A new article coauthored by Wesley Perkins, professor of sociology, and David Craig, professor of chemistry, in collaboration with Jessica Perkins of the Department of Health Policy, Harvard University, was just published.
Titled “Misperceptions of Peer Norms as a Risk Factor for Sugar-Sweetened Beverage Consumption among Secondary School Students,” the article appears in the December issue of the Journal of the American Dietetic Association and introduces social norms theory to the growing concern about sweet drink consumption and its link to obesity among adolescents. It is the first article to document how misperceptions of peer norms are associated with excessive consumption of sugar-sweetened beverages and is based on data the authors collected among more than 3,800 secondary school students in eight schools in western region of the United States.
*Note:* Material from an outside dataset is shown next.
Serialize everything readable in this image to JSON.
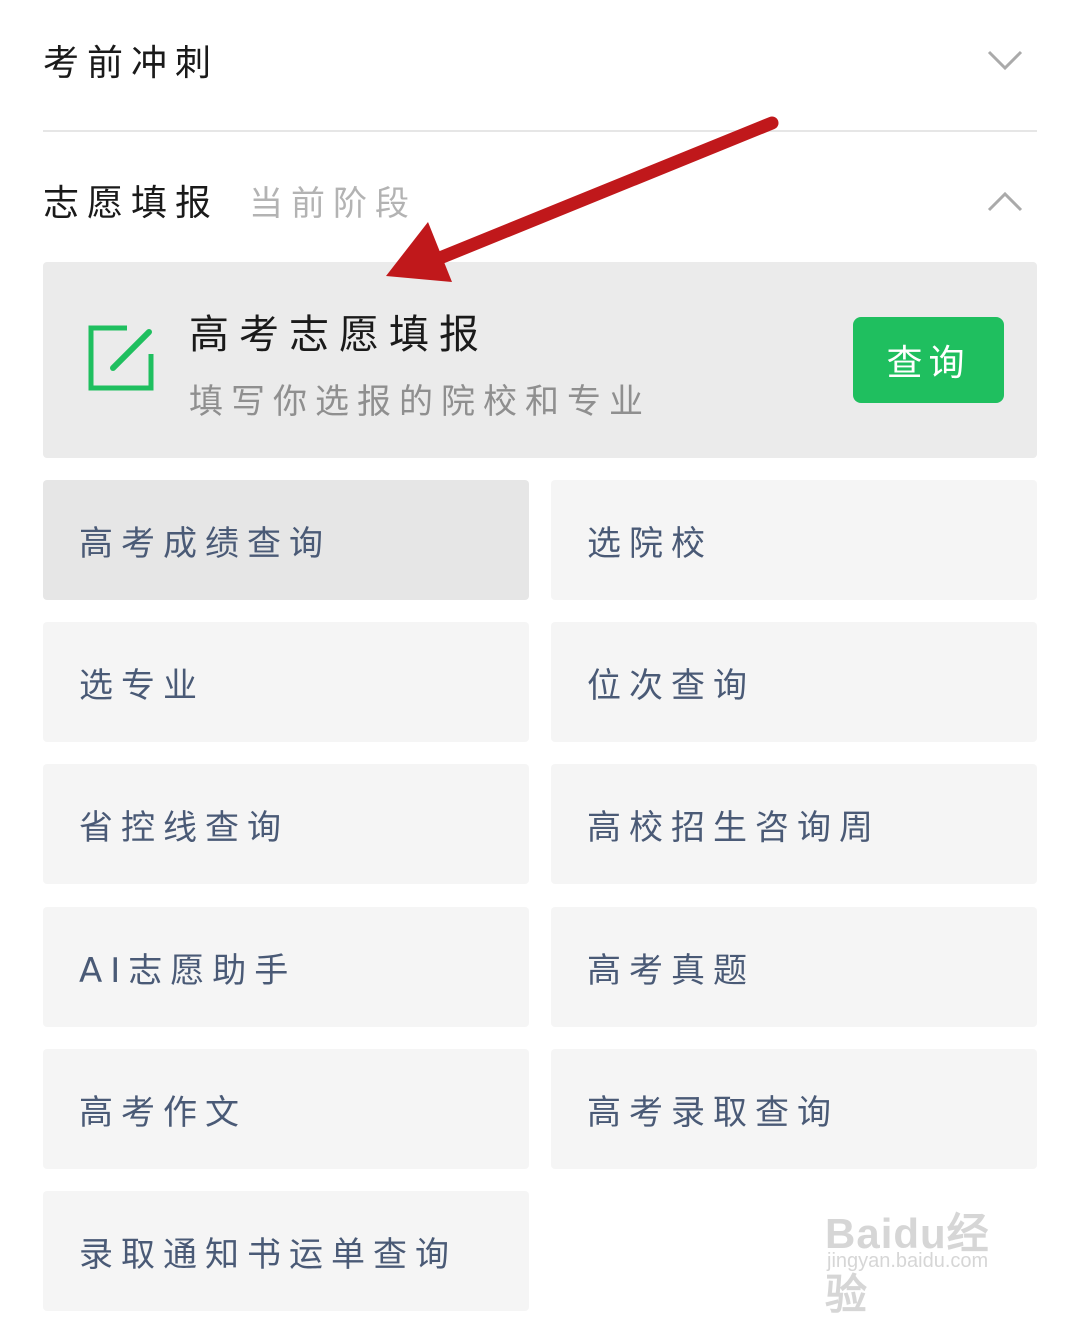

The social norms model was originally introduced to the field of health promotion and risk prevention by Perkins in the 1980s, and Perkins and Craig have been leaders in designing applications and conducting research since.
Perkins is a graduate of Purdue University, and he received his M.A., M. Div., M. Phil. and Ph.D. from Yale University. He is the author of dozens of journal articles about substance abuse prevention and has been honored with national awards for his work in preventing alcohol and drug abuse in colleges and universities. He is co-director of the Hobart and William Smith Colleges Alcohol Education Project.
In addition to his teaching duties, Craig is co-director of the Hobart and William Smith Colleges Alcohol Education Project and is principle investigator of a program of BAC research at HWS. He is a leader in interdisciplinary program development particularly in the integration of the sciences into programs focusing on health and wellness at both the college and secondary school levels and has published numerous publications and a recent film on this subject.